  1. What does Lovie Smith need to do to stick around? Houston brass wasted no time axing David Culley despite the longtime coach seemingly bringing solid temperament to a slow-burn rebuild. Smith is similarly an older, respected leader, but he's also stuck with a roster full of castoffs. And his own resume, which hasn't seen a winning record since 2012, isn't necessarily on the upswing. Frankly, this points to a bigger issue: what, exactly, is the Texans' long-term vision?
  2. What does Davis Mills need to do to prevent a QB search? The Texans -- a little inexplicably -- are letting the former third-rounder enter 2022 unchallenged as the starter, with no real Plan B in place. The question is, what can he do, with another underwhelming supporting cast, to ensure team leadership doesn't totally reset the position in 2023? Is it even possible? That feels like an important question to be answered before he's thrown into another potential fire this fall.
  3. What is happening at running back?

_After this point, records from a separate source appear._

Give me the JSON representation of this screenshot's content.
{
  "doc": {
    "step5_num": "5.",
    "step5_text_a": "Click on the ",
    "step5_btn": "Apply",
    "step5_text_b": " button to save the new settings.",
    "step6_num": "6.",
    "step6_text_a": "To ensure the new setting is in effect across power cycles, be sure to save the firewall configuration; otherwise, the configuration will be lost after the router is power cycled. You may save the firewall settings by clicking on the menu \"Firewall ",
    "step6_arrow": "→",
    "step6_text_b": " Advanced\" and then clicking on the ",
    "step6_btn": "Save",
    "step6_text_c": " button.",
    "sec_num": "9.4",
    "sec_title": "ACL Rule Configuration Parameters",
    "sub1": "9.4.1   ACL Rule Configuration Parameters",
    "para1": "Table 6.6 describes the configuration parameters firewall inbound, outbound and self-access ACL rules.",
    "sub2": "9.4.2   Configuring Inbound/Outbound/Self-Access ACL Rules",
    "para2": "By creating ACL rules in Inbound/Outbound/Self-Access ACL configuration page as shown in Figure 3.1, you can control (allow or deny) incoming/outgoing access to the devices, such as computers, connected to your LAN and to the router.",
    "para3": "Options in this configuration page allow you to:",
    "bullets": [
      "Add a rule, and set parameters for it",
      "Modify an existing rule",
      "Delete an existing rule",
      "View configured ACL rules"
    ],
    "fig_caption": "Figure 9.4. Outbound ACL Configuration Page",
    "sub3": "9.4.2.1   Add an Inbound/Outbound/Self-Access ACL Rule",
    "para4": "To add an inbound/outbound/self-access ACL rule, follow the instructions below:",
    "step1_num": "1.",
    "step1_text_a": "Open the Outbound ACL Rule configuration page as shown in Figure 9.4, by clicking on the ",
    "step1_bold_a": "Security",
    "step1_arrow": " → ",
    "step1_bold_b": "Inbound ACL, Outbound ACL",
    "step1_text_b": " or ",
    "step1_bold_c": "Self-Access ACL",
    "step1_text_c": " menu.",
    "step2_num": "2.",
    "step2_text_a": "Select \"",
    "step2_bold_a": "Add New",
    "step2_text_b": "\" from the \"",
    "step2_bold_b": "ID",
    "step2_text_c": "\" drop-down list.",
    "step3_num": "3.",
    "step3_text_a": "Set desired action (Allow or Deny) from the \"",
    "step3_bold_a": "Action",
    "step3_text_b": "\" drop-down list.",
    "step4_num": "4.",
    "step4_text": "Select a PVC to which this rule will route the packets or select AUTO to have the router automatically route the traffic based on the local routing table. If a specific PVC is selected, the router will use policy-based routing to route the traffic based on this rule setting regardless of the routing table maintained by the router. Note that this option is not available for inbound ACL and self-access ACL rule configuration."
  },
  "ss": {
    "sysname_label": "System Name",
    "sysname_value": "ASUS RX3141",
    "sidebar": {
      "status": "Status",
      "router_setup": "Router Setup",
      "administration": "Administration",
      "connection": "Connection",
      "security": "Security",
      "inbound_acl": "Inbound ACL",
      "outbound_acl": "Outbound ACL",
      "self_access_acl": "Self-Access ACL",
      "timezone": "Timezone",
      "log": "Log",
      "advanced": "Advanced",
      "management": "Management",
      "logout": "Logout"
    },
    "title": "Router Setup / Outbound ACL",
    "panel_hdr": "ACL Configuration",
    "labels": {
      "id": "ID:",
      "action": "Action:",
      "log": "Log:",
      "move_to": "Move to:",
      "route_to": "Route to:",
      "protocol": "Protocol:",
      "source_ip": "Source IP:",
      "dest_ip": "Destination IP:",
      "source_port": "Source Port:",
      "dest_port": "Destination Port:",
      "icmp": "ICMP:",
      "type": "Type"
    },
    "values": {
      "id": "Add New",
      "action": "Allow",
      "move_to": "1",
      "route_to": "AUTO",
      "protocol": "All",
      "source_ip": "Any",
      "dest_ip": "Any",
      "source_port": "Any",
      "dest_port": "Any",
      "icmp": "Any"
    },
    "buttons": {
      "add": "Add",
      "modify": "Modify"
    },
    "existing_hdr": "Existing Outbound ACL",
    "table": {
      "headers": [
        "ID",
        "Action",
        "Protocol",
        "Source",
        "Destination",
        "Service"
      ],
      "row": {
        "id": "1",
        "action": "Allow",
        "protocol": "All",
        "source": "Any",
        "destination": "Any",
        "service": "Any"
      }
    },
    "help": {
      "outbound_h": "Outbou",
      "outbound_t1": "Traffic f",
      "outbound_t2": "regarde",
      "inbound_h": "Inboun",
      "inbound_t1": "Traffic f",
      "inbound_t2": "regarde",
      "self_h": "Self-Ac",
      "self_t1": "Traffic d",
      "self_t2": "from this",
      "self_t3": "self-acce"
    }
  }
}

The Texans tried hard to incorporate the run game in 2021, to no avail. It seems likely Lovie Smith will also lean on the ground game as he trusts his old-school, defensive-minded approach. But what is the plan there, where Marlon Mack, Rex Burkhead, Dameon Pierce and Royce Freeman are set to "headline" a crowded backfield?


  • Is Derrick Henry capable of carrying the load again? We aren't here to cast doubt on King Henry's willpower, and there's little doubt he remains one of the game's most imposing, explosive ball-carriers. But you wonder how much longer Tennessee can keep feeding him like the workhorse he is, without it taking a further toll. Even with an injury sidelining him for half of 2021, he's totaled 900 carries the last three seasons. Perhaps Hassan Haskins' entry will help lighten the load.
  • Does Ryan Tannehill have adequate weaponry? Ever since the Titans traded No. 1 A.J. Brown to the Eagles on draft day, it's been a glaring concern. And while rookie Treylon Burks possesses the physical tools to be a similar weapon, his spotty availability this offseason puts more pressure on ex-Rams starter Robert Woods to emerge as a new go-to. This is a make-or-break year for the pricey Tannehill, who was already more dependent on his supporting cast than some other playoff QBs.
  • Is there enough at cornerback? This is a carryover concern from 2021. The Titans do boast one of the game's top safeties in Kevin Byard, and former second-rounder Kristian Fulton improved as a cover man in his second season. Their front, led by Jeffery Simmons, might also offset secondary issues. But Caleb Farley is currently set to replace Janoris Jenkins on the outside, and he's been battling a serious injury history since college.